So when an attorney sends a deposition to the physician, there is potential for either party to let the pride in their work step in front of what could otherwise be a very clear and professional conversation. Humility is key.
If you’ve never received a deposition before, take it as a learning opportunity. Keep an open mind about your rating and the calculations, or open to the consideration that some data may be incomplete or missing. Stay educational and prepared to learn.
Keep in mind that meeting with a stakeholder’s lawyer is the first of potentially several meetings that can stretch out for quite some time. That’s why first impressions, and any impressions thereafter, are important for all parties involved.
- The deposition is a result of a misunderstanding, not an indictment of your work quality.
Tip #3: Have your own attorney

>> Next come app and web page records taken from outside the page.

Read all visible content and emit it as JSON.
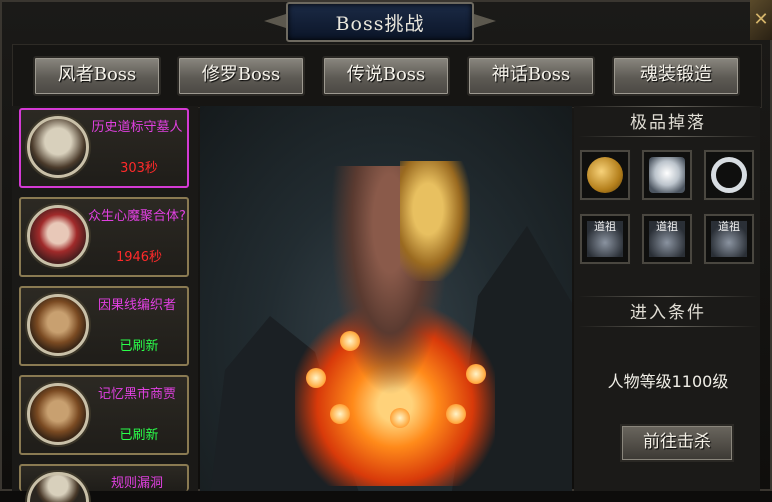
{
  "window": {
    "title": "Boss挑战",
    "close_icon": "close-icon"
  },
  "tabs": [
    {
      "label": "风者Boss"
    },
    {
      "label": "修罗Boss"
    },
    {
      "label": "传说Boss"
    },
    {
      "label": "神话Boss"
    },
    {
      "label": "魂装锻造"
    }
  ],
  "boss_list": [
    {
      "name": "历史道标守墓人",
      "status": "303秒",
      "status_color": "#ff2a2a",
      "selected": true
    },
    {
      "name": "众生心魔聚合体?",
      "status": "1946秒",
      "status_color": "#ff2a2a",
      "selected": false
    },
    {
      "name": "因果线编织者",
      "status": "已刷新",
      "status_color": "#2aff4a",
      "selected": false
    },
    {
      "name": "记忆黑市商贾",
      "status": "已刷新",
      "status_color": "#2aff4a",
      "selected": false
    },
    {
      "name": "规则漏洞",
      "status": "",
      "selected": false
    }
  ],
  "drops": {
    "title": "极品掉落",
    "items": [
      {
        "icon": "gold-coin-icon"
      },
      {
        "icon": "silver-scroll-icon"
      },
      {
        "icon": "silver-ring-icon"
      },
      {
        "icon": "daozu-item-icon",
        "label": "道祖"
      },
      {
        "icon": "daozu-item-icon",
        "label": "道祖"
      },
      {
        "icon": "daozu-item-icon",
        "label": "道祖"
      }
    ]
  },
  "entry": {
    "title": "进入条件",
    "requirement": "人物等级1100级",
    "button_label": "前往击杀"
  }
}
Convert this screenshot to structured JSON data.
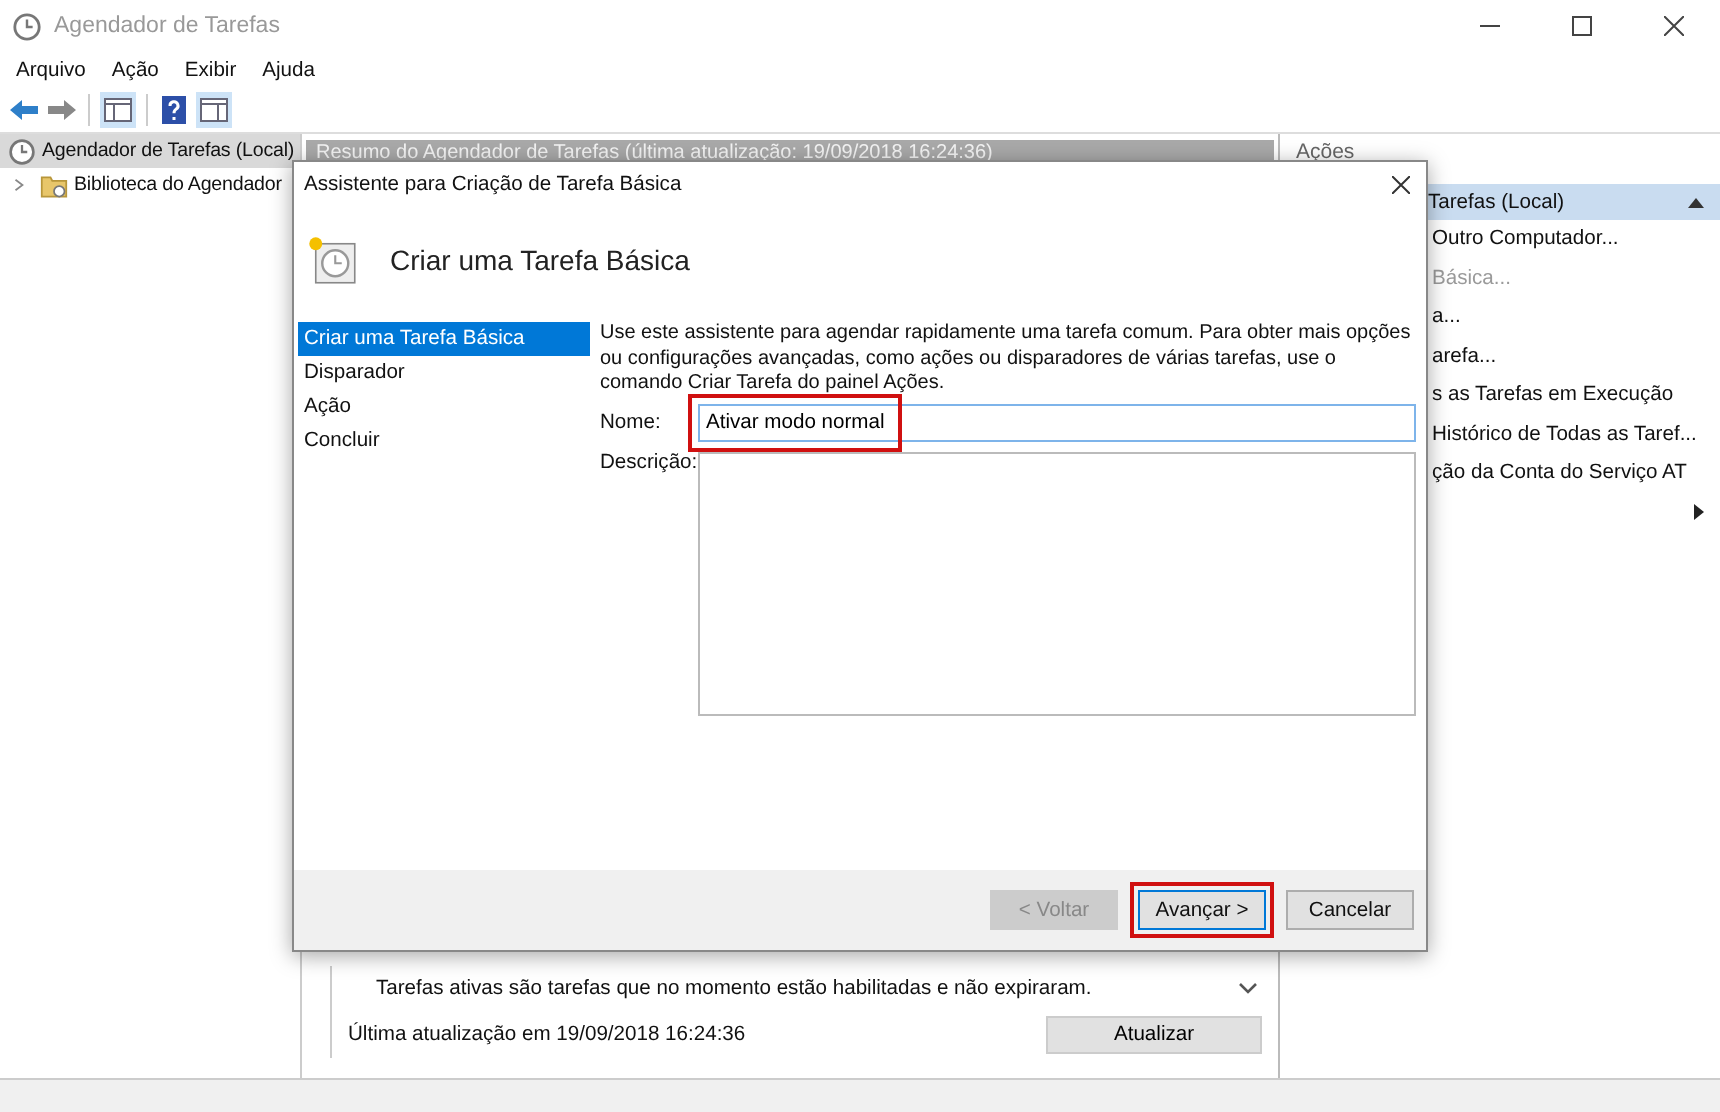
{
  "window": {
    "title": "Agendador de Tarefas"
  },
  "menu": [
    "Arquivo",
    "Ação",
    "Exibir",
    "Ajuda"
  ],
  "tree": [
    {
      "label": "Agendador de Tarefas (Local)",
      "selected": true,
      "children": [
        {
          "label": "Biblioteca do Agendador",
          "selected": false,
          "expanded": false
        }
      ]
    }
  ],
  "summary": {
    "header": "Resumo do Agendador de Tarefas (última atualização: 19/09/2018 16:24:36)",
    "note": "Tarefas ativas são tarefas que no momento estão habilitadas e não expiraram.",
    "last_update": "Última atualização em 19/09/2018 16:24:36",
    "refresh_button": "Atualizar"
  },
  "actions": {
    "header": "Ações",
    "items": [
      {
        "kind": "section",
        "label": "Tarefas (Local)"
      },
      {
        "kind": "item",
        "label": "Outro Computador...",
        "disabled": false
      },
      {
        "kind": "item",
        "label": "Básica...",
        "disabled": true
      },
      {
        "kind": "item",
        "label": "a...",
        "disabled": false
      },
      {
        "kind": "item",
        "label": "arefa...",
        "disabled": false
      },
      {
        "kind": "item",
        "label": "s as Tarefas em Execução",
        "disabled": false
      },
      {
        "kind": "item",
        "label": "Histórico de Todas as Taref...",
        "disabled": false
      },
      {
        "kind": "item",
        "label": "ção da Conta do Serviço AT",
        "disabled": false
      },
      {
        "kind": "submenu"
      }
    ]
  },
  "dialog": {
    "title": "Assistente para Criação de Tarefa Básica",
    "heading": "Criar uma Tarefa Básica",
    "steps": [
      {
        "label": "Criar uma Tarefa Básica",
        "selected": true
      },
      {
        "label": "Disparador",
        "selected": false
      },
      {
        "label": "Ação",
        "selected": false
      },
      {
        "label": "Concluir",
        "selected": false
      }
    ],
    "intro": "Use este assistente para agendar rapidamente uma tarefa comum. Para obter mais opções ou configurações avançadas, como ações ou disparadores de várias tarefas, use o comando Criar Tarefa do painel Ações.",
    "name_label": "Nome:",
    "name_value": "Ativar modo normal",
    "name_highlighted": true,
    "description_label": "Descrição:",
    "buttons": [
      {
        "label": "< Voltar",
        "disabled": true,
        "highlighted": false
      },
      {
        "label": "Avançar >",
        "disabled": false,
        "highlighted": true
      },
      {
        "label": "Cancelar",
        "disabled": false,
        "highlighted": false
      }
    ]
  }
}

If you’ve been deposed, that means that the adjuster and the injured worker are likely already working with attorneys regarding the claim. While workers’ compensation claims require the cooperation of the stakeholders, depositions introduce a dynamic that’s best handled between legal representatives. There are many different reasons that a physician would want legal representation as well. Reasons for representation would include having a representative with you to better communicate with the attorneys on legal questions and objections, provide guidance on any intellectual property that the physician may have employed in the rating. This would include any proprietary methods or data organizational approaches that are otherwise protected under copyright law. Finally, if the atmosphere turns contentious or a negative, the physician attorney can step in and be an advocate for resolving the conflict or helping the parties agree to a resolution. A physician deponent can rarely go wrong bringing their own representation to a deposition.
If we were to boil down the reasons that an attorney would hand a physician a deposition, one could say that it revolves around the question “Why was this impairment report your opinion?” Depositions are not intended to be punitive or a negative experience, rather it is intended for clarification. The physician job is to provide that clarification to the best of your ability, and for the best outcome consider our tips above.